La Gazzetta dello Sport (Chiara Zucchelli) Rehearsals before the African Cup of Nations? It may be too soon to tell, but even so, during yesterday’s friendly at Trigoria against the Primavera, Luciano Spalletti may have given the first indication of his plans when he used a 3-4-3 formation against Alberto De Rossi’s team. Perotti played more on the right hand side of the attack than El Shaarawy – il Faraone was therefore able to play on his preferred wing, and that is probably not just a coincidence. Just as it may not have been a coincidence that Spalletti continued to insist on playing a 3 (and a half) man defence, which could be entrenched as Roma’s Plan A now that Rudiger has returned to full fitness.

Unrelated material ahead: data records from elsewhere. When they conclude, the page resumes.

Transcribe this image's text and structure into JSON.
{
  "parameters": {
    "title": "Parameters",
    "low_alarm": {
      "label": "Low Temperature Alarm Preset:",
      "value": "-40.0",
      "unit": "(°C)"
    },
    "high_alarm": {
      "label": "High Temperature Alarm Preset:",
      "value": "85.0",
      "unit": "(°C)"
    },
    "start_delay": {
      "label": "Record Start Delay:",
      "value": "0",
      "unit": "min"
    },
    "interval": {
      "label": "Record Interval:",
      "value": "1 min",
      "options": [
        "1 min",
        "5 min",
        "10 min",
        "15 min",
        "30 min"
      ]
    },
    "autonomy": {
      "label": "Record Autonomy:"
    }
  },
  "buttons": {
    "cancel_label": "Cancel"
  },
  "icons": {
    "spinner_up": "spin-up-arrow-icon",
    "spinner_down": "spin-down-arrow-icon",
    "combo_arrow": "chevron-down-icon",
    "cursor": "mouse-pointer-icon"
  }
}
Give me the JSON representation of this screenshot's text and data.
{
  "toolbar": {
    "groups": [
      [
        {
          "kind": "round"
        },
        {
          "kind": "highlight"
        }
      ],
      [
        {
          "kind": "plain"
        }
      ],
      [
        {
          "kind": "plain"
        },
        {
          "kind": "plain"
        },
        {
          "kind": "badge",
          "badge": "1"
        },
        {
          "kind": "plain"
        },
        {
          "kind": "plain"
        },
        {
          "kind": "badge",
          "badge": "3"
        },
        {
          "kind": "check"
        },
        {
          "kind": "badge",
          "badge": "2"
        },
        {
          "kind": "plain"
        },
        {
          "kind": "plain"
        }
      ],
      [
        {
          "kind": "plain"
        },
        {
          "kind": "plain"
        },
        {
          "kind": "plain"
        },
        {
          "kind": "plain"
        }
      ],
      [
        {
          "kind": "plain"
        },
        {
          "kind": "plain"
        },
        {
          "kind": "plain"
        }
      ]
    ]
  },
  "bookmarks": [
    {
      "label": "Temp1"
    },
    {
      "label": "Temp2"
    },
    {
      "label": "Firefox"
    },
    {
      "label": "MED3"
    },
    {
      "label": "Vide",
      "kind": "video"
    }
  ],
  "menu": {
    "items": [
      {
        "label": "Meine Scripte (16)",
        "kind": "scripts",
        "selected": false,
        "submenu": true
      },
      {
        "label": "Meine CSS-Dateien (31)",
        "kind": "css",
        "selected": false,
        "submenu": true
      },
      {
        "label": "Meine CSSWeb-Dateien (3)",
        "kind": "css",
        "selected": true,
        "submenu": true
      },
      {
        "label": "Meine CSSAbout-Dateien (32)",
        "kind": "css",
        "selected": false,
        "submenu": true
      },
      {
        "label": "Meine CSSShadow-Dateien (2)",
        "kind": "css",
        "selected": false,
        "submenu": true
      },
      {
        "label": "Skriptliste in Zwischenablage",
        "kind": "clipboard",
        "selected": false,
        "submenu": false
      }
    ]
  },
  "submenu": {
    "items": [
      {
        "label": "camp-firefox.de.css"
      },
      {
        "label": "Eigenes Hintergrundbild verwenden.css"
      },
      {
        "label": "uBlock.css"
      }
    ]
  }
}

Roma should have been able to celebrate their win against Sassuolo. The second half was evidence of great team spirit and a resourcefulness and a desire to win that Roma often lack in games that aren’t against one of the very top sides. But in the 84th minute, Alessandro Florenzi landed awkwardly, painfully, as he challenged for the ball, and immediately it was apparent that the injury was serious. Roma’s players had their heads in their hands as they saw what had happened. The next morning, Florenzi and Roma’s worst fears were confirmed: he had ruptured his anterior cruciate ligament in his left knee, and would require surgery before spending at least 4 months on the sidelines. The injury was all the more gut-wrenching for Roma as, literally 5 minutes before Florenzi’s injury, Antonio Rudiger completed his comeback from his own cruciate ligament injury by coming on as a substitute for his first appearance of the season. It is the latest in a long line of cruciate ligament injuries that has hit both Roma’s first team and the Primavera side.
It certainly won’t have been missed at Trigoria, given the love and passion for numbers, statistics and algorithms – in the words of Walter Sabatini – that has come about in the last year or so, that some statistics really do point towards progression. Like those, for instance, of Kevin Strootman, who was part of the Holland team that beat Belarus on Friday. Strootman has hardly stopped ever since he started playing again, either for Roma (where he has played 619 minutes in the league – only Szczesny and Bruno Peres have played more, with 630) or for Holland. But with one distinction. Compared to the period before all his injuries, Kevin is a different player now. Maybe less physical, but definitely more complete. In short, a Strootman 2.0. A different type of player compared to before, but nevertheless still an enormously effective and useful one.